Think what you may of their incendiary words and actions, Donald Trump and Binyamin Netanyahu continue to give us a series of political and philosophical lessons. This past week, the theme of their pedagogy of oppression (to paraphrase the great Brazilian philosopher Paulo Freire, who coined the term the pedagogy of the oppressed) was neither Jerusalem nor the long-dead Israeli-Palestinian peace process nor, even, the meaning of international recognition and legitimacy. They taught us about the nature of facts.
Obama’s endgame is the same when it comes to fossil fuels and Israel/Palestine: as part of his legacy project, he is signing decrees to protect the oceans from oil drilling and finally standing up to Israel’s aggressive and unchecked settlement expansion. Should we judge the last eight years by these eleventh-hour attempts, the looming inauguration would appear to be a radical break with a “progressive” agenda on environmental and diplomatic fronts. But the true break is between what has been going on throughout Obama’s consecutive terms and the very final stretch of his tenure in the White House.

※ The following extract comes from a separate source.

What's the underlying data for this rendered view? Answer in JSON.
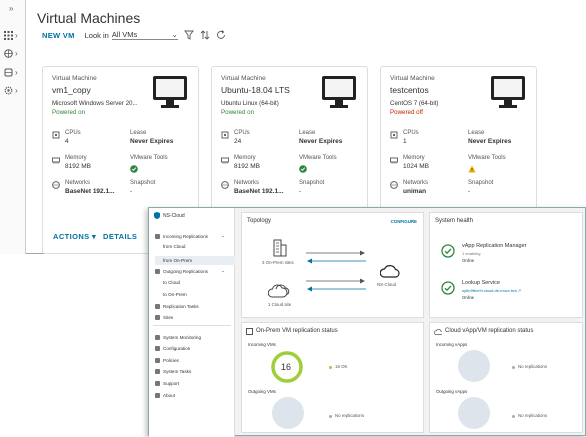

Jewish Americans passed a big test by voting overwhelmingly against Trump. But a major question is yet to be answered: Will Trump’s aggressively Zionist agenda sway their opinion during his administration?
Netanyahu and his government are thoroughly complicit with the efforts to brand their political opponents and artists opposed to the status quo as traitors. Israeli Culture and Sports Minister Miri Regev recently tabled a proposal for a “Loyalty Bill” that would allocate government grants solely to artists supportive of the regime. The proposed legislation has been likened to the McCarthyist witch-hunts in the US of the 1950s, but we need not travel so far in time to find alarming parallels. It is obvious that the Israeli right is emulating above all Putin’s Russia of the 2010s.
Michael Marder says the thuggish undercover raid of the al-Ahli hospital in Hebron by the Israeli army matches very closely the criminal behavior of the country’s political authorities.
As though the spatial occupation and control of Palestine were not enough, Netanyahu strives to occupy, control, and disfigure time itself, that is to say, the future, which could be qualitatively different from the murderous, violent, and oppressive present. This may well be another stage in the occupation of Palestine: after all the land grabs and unilateral determinations of ghettoized spaces through the euphemistically called “Separation Barrier,” the extremist Israeli government is intent on stealing the others’ future and, ultimately, time as well.
Michael Marder writes: According to classical political theory, human beings enter into a social contract and renounce their right to exercising unlimited violence in order not to fall prey to the violence of others. In Thomas Hobbes’s vision of the Leviathan, they invest the sovereign with that right, so as to be better protected from arbitrary force in a hostile “dog eat dog” world. What is going on today in Israel/Palestine is the unraveling of the original social contract, given that the Israeli Leviathan can no longer fulfill its task of maintaining internal stability through the denial of human rights and unlimited violence channeled outwards in the direction of Palestinian people.
Visiting the scene of Tuesday’s attack on a Jerusalem bus, the city’s mayor, Nir Barkat, attributed this and similar incidents to “inflammatory incitement” coming from “mosques and Palestinian leaders.” Michael Marder says violence is not an effect of fiery speeches but an eruption of the volcanic politics of occupation.
The absolute unwillingness of the current Israeli government to engage in a meaningful dialogue with its Palestinians neighbors, with the view to urgently ending the occupation and creating a viable Palestinian state, is at the root of the language of force that, alone, is speaking today.
On Yom Kippur, Michael Marder reflects on the exilic condition. With the rift between the State of Israel and the Jews of the diaspora growing wider by the day, could it be that the notion of exile holds the key to understanding what is at stake in the contemporary bifurcated situation of world Jewry?